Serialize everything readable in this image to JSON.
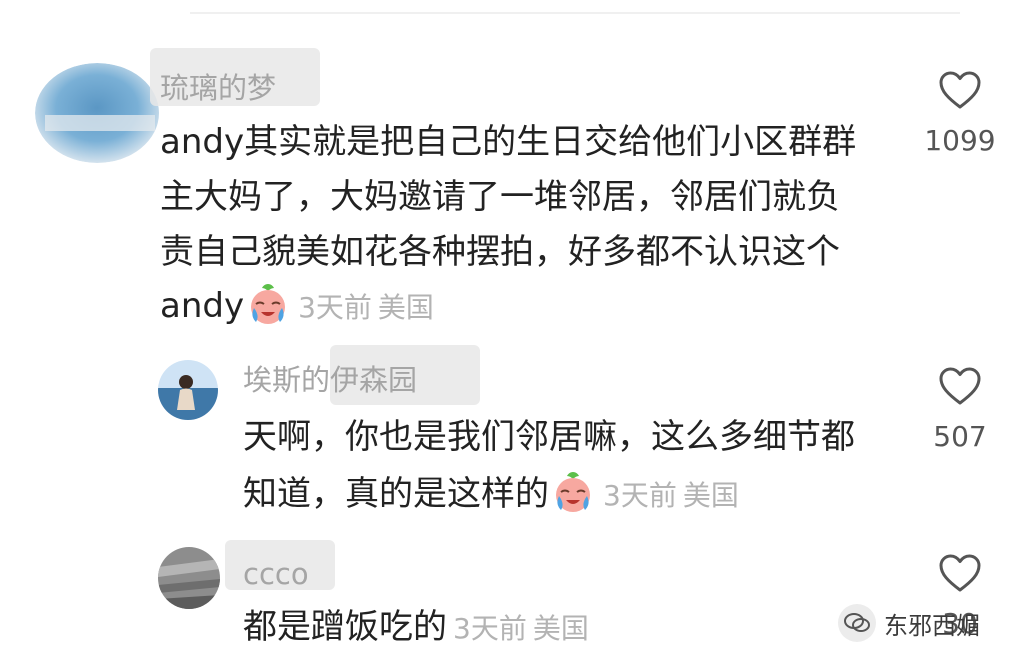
{
  "comments": [
    {
      "username": "琉璃的梦",
      "lines": [
        "andy其实就是把自己的生日交给他们小区群群",
        "主大妈了，大妈邀请了一堆邻居，邻居们就负",
        "责自己貌美如花各种摆拍，好多都不认识这个",
        "andy"
      ],
      "emoji": "crying-face-emoji",
      "time": "3天前",
      "location": "美国",
      "likes": "1099"
    },
    {
      "username": "埃斯的伊森园",
      "lines": [
        "天啊，你也是我们邻居嘛，这么多细节都",
        "知道，真的是这样的"
      ],
      "emoji": "crying-face-emoji",
      "time": "3天前",
      "location": "美国",
      "likes": "507"
    },
    {
      "username": "ccco",
      "lines": [
        "都是蹭饭吃的"
      ],
      "time": "3天前",
      "location": "美国",
      "likes": "30"
    }
  ],
  "watermark": {
    "text": "东邪西媚",
    "icon": "wechat-official-account-icon"
  },
  "colors": {
    "text": "#222222",
    "meta": "#b3b3b3",
    "username": "#a5a5a5",
    "like_outline": "#555555"
  }
}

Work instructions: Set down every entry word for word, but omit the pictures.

Response to this task:
Serialize everything readable in this image to JSON.
{
  "comments": [
    {
      "username": "琉璃的梦",
      "lines": [
        "andy其实就是把自己的生日交给他们小区群群",
        "主大妈了，大妈邀请了一堆邻居，邻居们就负",
        "责自己貌美如花各种摆拍，好多都不认识这个",
        "andy"
      ],
      "emoji": "crying-face-emoji",
      "time": "3天前",
      "location": "美国",
      "likes": "1099"
    },
    {
      "username": "埃斯的伊森园",
      "lines": [
        "天啊，你也是我们邻居嘛，这么多细节都",
        "知道，真的是这样的"
      ],
      "emoji": "crying-face-emoji",
      "time": "3天前",
      "location": "美国",
      "likes": "507"
    },
    {
      "username": "ccco",
      "lines": [
        "都是蹭饭吃的"
      ],
      "time": "3天前",
      "location": "美国",
      "likes": "30"
    }
  ],
  "watermark": {
    "text": "东邪西媚",
    "icon": "wechat-official-account-icon"
  },
  "colors": {
    "text": "#222222",
    "meta": "#b3b3b3",
    "username": "#a5a5a5",
    "like_outline": "#555555"
  }
}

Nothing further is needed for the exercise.